What happens if Japan refuses to pay the U.S. for its military presence? Is there a procedure for such a situation? Or would the U.S. simply pull its troops out of Japan and let Japan fend for itself? I am asking because at a certain point Japan might prefer to defend itself considering the U.S. might not remain a reliable ally.
closed as off-topic by Brythan, Stormblessed, Drunk Cynic, mootmoot, Trilarion Aug 20 at 21:05
This question appears to be off-topic. The users who voted to close gave this specific reason:
- "Questions asking for the internal motivations of people, how specific individuals would behave in hypothetical situations or predictions for future events are off-topic, because answers would be based on speculation and their correctness could not be verified with sources available to the public." – Brythan, Stormblessed, Drunk Cynic, mootmoot, Trilarion
The US has bases like Kadena Air Base (or for that matter Ramstein in Germany) not solely for the protection of the host countries.
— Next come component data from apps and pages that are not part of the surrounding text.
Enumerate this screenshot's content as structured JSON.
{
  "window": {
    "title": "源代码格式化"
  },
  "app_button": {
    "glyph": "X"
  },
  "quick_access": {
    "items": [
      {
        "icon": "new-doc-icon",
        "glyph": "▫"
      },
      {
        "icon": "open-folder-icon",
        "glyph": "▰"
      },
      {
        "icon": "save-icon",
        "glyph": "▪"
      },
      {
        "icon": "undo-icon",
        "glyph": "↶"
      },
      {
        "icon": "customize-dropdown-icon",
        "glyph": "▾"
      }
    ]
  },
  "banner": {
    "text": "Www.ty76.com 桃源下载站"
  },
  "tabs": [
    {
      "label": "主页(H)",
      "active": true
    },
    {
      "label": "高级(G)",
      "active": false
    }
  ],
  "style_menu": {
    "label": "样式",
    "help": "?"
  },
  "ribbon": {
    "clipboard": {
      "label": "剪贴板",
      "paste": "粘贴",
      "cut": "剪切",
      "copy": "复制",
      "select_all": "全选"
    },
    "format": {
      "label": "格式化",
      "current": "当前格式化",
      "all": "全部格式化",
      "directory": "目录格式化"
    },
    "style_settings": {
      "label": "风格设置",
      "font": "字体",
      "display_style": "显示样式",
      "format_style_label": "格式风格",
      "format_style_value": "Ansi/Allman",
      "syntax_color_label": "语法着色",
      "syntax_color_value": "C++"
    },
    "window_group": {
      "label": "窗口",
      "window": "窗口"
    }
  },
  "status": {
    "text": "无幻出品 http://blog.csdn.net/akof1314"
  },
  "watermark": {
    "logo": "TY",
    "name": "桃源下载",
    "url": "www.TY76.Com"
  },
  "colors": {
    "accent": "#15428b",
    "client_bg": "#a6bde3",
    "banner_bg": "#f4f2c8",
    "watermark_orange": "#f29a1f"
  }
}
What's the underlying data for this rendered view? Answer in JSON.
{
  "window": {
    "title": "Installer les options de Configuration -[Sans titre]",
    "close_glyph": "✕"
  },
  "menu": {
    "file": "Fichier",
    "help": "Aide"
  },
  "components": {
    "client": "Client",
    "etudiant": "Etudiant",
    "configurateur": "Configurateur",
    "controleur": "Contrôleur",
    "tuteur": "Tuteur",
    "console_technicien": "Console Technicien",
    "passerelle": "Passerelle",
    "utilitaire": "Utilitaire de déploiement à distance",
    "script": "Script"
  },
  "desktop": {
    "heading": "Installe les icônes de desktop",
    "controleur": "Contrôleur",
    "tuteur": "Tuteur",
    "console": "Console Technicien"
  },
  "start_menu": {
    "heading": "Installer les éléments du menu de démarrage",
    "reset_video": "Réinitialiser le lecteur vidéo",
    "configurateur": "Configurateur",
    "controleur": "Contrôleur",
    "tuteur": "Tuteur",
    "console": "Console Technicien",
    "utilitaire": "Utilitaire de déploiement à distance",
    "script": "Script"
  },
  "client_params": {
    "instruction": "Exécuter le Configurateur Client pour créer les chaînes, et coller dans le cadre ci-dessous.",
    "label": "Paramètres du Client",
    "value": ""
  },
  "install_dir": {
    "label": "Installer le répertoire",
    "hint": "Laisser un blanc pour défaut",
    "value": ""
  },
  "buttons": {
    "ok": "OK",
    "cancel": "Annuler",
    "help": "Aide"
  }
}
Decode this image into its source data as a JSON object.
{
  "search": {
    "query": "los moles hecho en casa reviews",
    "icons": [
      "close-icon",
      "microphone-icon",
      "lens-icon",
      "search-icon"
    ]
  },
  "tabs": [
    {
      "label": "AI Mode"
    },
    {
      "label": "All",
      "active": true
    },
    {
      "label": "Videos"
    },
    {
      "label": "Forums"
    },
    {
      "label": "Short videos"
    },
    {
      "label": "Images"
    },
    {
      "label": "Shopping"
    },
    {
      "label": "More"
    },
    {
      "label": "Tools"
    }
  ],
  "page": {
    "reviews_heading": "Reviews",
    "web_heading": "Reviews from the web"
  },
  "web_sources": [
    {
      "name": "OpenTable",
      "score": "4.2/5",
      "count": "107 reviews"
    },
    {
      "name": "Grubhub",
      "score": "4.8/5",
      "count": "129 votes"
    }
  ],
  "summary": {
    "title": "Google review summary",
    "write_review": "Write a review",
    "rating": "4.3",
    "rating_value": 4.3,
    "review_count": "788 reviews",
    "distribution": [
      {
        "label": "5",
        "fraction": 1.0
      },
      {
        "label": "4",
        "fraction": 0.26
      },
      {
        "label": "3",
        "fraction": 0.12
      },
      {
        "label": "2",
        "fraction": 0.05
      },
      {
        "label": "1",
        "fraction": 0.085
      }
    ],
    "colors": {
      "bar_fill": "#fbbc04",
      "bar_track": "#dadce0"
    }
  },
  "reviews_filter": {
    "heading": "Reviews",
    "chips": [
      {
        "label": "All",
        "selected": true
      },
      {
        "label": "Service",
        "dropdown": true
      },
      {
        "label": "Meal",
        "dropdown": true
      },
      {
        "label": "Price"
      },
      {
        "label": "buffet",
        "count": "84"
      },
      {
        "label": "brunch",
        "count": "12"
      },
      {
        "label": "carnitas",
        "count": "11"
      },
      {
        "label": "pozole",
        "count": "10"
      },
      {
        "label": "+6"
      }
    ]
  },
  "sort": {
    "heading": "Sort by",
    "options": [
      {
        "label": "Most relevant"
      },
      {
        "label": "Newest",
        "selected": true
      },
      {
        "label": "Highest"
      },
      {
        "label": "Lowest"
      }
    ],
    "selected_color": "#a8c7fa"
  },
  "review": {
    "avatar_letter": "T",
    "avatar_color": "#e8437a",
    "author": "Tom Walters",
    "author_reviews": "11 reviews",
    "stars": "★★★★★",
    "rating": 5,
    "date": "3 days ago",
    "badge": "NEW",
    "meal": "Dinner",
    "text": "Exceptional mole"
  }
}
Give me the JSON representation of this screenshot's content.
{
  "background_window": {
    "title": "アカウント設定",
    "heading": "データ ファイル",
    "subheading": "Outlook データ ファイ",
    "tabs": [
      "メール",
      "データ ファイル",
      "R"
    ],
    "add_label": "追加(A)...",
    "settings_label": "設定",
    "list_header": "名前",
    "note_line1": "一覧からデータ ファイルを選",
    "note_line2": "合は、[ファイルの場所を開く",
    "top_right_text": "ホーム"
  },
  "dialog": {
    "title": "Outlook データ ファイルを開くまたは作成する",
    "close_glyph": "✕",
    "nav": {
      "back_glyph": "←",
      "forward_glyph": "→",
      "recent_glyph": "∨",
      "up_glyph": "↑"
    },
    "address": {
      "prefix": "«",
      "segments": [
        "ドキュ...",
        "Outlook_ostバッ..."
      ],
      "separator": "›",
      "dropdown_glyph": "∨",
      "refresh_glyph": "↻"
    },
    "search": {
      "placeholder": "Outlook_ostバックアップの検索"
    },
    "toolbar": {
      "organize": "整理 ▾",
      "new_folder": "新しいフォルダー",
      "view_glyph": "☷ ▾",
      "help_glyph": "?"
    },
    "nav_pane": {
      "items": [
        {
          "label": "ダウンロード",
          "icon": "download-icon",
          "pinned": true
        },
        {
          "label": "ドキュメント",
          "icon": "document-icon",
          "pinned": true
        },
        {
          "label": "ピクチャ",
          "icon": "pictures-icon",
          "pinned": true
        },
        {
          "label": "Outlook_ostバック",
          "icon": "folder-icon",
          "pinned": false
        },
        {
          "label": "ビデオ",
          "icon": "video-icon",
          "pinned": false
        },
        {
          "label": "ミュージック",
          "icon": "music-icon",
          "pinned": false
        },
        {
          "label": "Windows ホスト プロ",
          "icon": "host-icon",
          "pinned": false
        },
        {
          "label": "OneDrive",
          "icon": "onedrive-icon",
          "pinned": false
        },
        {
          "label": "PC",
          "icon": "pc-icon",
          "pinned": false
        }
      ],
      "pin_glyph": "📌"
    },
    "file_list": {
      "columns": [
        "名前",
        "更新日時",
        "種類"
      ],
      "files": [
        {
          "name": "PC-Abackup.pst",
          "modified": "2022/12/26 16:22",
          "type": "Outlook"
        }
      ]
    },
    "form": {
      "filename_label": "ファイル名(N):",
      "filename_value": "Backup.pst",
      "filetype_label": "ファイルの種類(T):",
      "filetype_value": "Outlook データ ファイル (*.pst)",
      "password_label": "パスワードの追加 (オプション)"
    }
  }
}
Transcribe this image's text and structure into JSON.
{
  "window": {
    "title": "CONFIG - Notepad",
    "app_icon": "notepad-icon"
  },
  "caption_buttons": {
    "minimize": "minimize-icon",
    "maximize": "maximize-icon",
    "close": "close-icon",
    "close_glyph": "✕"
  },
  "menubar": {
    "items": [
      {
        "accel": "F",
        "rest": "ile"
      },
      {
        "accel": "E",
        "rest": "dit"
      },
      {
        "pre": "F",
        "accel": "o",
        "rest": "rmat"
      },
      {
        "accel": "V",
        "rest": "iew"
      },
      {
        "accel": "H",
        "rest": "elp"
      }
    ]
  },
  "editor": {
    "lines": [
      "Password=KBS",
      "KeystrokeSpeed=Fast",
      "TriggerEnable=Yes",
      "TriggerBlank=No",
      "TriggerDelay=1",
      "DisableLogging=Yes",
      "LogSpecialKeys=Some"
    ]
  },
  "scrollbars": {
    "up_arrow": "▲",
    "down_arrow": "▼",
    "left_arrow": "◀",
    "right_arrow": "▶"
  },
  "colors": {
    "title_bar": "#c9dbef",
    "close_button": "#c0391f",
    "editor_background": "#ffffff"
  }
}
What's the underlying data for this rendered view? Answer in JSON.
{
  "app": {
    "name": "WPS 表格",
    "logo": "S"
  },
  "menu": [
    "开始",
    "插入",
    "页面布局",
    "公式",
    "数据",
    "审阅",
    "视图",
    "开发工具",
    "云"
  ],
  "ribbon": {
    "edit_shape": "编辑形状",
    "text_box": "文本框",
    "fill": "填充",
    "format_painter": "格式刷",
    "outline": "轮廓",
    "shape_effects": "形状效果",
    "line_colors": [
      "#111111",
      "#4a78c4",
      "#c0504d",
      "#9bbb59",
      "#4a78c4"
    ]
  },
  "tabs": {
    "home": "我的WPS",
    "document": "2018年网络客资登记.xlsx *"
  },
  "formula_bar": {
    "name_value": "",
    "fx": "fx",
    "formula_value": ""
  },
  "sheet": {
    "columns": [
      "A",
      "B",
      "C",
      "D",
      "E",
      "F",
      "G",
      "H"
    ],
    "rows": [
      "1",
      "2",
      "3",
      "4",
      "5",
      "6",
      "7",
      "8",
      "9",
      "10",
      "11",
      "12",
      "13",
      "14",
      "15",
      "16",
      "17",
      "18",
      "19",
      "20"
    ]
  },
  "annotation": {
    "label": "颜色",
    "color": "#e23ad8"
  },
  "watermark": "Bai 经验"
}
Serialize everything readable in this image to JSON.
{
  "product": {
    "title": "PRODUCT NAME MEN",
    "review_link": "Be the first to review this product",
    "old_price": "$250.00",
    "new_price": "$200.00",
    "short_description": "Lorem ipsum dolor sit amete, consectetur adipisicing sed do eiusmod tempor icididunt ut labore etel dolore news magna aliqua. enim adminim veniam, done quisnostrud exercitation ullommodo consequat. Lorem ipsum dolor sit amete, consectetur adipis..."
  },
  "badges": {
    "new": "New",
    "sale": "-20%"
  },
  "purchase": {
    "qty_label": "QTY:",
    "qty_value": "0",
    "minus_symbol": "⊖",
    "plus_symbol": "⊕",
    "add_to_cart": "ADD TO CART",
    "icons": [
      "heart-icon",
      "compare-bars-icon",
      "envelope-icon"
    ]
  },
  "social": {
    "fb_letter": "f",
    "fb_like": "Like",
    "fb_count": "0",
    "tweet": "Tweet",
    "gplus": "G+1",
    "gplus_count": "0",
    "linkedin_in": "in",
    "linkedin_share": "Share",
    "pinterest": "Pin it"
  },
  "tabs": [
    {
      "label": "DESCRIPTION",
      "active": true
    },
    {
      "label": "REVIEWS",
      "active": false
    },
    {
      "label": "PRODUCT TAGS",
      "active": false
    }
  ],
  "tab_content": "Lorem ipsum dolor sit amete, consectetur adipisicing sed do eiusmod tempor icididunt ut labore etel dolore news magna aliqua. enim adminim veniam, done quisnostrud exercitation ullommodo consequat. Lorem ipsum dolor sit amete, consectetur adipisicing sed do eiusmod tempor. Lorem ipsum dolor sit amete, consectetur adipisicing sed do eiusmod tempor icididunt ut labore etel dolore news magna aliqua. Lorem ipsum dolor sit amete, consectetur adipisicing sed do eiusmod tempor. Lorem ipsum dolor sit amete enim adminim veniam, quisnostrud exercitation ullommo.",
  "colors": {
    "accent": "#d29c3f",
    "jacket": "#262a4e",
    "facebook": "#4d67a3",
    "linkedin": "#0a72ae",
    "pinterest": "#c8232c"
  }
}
These bases are part of a web which allows the US global influence and power projection. So the US would have to think hard how much the bases on Japanese soil are worth to them.
They might have lawyers look into the terms of the bases, too. Cuba is no longer happy about Guantanamo, but the lease has no end date. But I can't really see such a scenario vs. Japan.
The Philippines threw the US out of Subic Bay because the US didn't want to pay enough for the lease. This could be seen as a precedent that the US is actually willing to walk away from a base, or it could be one less alternative option in the region. Are Guam and Korea enough? So perhaps the outcome could be a three-sided bidding between the US, Japan, and South Korea. How many bases, and where, against which security guarantees, and who pays whom how much. Compare the recent suggestions that the US should relocate from Germany to Poland.
As a side note, the only thing stopping Japan from becoming a nuclear power are domestic and international politics. It is in the interest of the United States and in the interest of world peace to keep it that way, and a credible "nuclear umbrella" helps in this regard.
At some point, the US administration would have to make the judgement: "are the benefits of our continued presence in Japan worth the cost?" Indeed there is likely to be an ongoing cost-benefit analysis of any military deployment.
The benefits are complex and in some ways intangible: There is the projection of power across the Pacific. The maintenance of an effective alliance with Japan. The support of a government that tends to support the USA. The costs are both financial and matters of risk. That is the risk getting drawn into an Asian war and risks of causing issues with Japan's neighbours.